Aerospace and avionics systems have strict requirements for software and require the utmost security. Some of the most efficient aerospace systems deployed today utilize embedded virtualization technology that creates advanced partitioning strategies. Partitioning creates room for integration of several applications with the help of several operating systems within shared compute platforms. It also triggers support for legacy applications, facilitates the use of enterprise OS on traditional RTOS platforms, offers a basis for obsolescence management while systems evolve through their lifecycle, and decreases SWaP (size, weight and power) for next-gen system designs through platform sharing.
Support for modern hardware is also important for the aerospace and avionics sector. The RTOS must support the latest CPU and hardware technologies like the multi-CPU and multi-core systems.
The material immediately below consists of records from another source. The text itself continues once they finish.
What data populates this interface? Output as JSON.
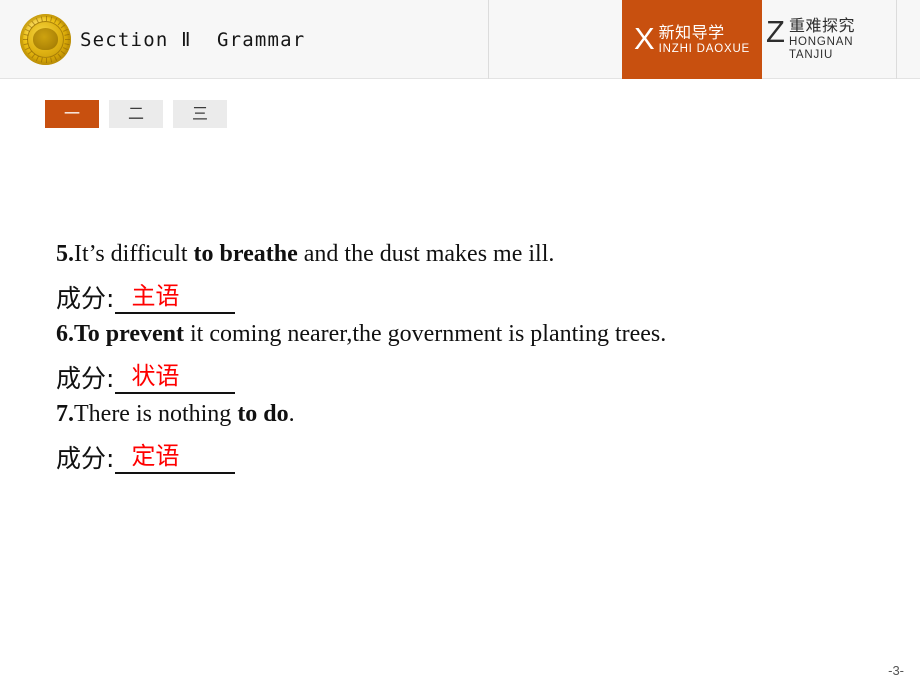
{
  "header": {
    "logo_icon": "gold-coin-medallion-icon",
    "title": "Section Ⅱ  Grammar",
    "badges": [
      {
        "letter": "X",
        "cn": "新知导学",
        "en": "INZHI DAOXUE",
        "active": true,
        "bg_color": "#c8500f",
        "text_color": "#ffffff"
      },
      {
        "letter": "Z",
        "cn": "重难探究",
        "en": "HONGNAN TANJIU",
        "active": false,
        "bg_color": "#f7f7f7",
        "text_color": "#2e2e2e"
      }
    ]
  },
  "tabs": [
    {
      "label": "一",
      "active": true
    },
    {
      "label": "二",
      "active": false
    },
    {
      "label": "三",
      "active": false
    }
  ],
  "exercises": [
    {
      "number": "5.",
      "before": "It’s difficult ",
      "bold": "to breathe",
      "after": " and the dust makes me ill.",
      "answer_label": "成分:",
      "answer": "主语"
    },
    {
      "number": "6.",
      "before": "",
      "bold": "To prevent",
      "after": " it coming nearer,the government is planting trees.",
      "answer_label": "成分:",
      "answer": "状语"
    },
    {
      "number": "7.",
      "before": "There is nothing ",
      "bold": "to do",
      "after": ".",
      "answer_label": "成分:",
      "answer": "定语"
    }
  ],
  "footer": {
    "page_number": "-3-"
  },
  "colors": {
    "accent_orange": "#c8500f",
    "answer_red": "#ff0000",
    "header_bg": "#f7f7f7",
    "tab_inactive_bg": "#ebebeb"
  }
}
Additionally, with systems being consolidated to meet new size, weight, power and cost requirements (SWaP-C), support for the virtualized and partitioned systems is becoming critical among tactical defense systems.
As the demand for aerospace compatible operating systems increases, most next-gen systems should be expected to use multi-core processors and in some cases heterogeneous multi-core processors that are capable of combining top notch technologies offered by different silicon IP vendors into a single shared compute platform. System designers should pick the highest utility configuration from the processors that feature SMP, AMP, hypervisor or supervised architectures. The complexity displayed by these systems shows that early performance analysis and prototyping is paramount to enable optimal configuration of all processing applications and cores. This can be achieved through the utilization of advanced simulation environments. Above all, the RTOS must be in a position to react promptly to all real-time events and make decisions without relying on user intervention.
Aerospace and avionics require a layered security approach to critical components and systems. As a result, their RTOS should support safety certification, open standards, virtualization support and security features. If the systems in place are required to meet high security and safety assurance, system designers should have an effective strategy that fulfils this requirement, like an RTOS that comes with a commercial-off-the-shelf certification.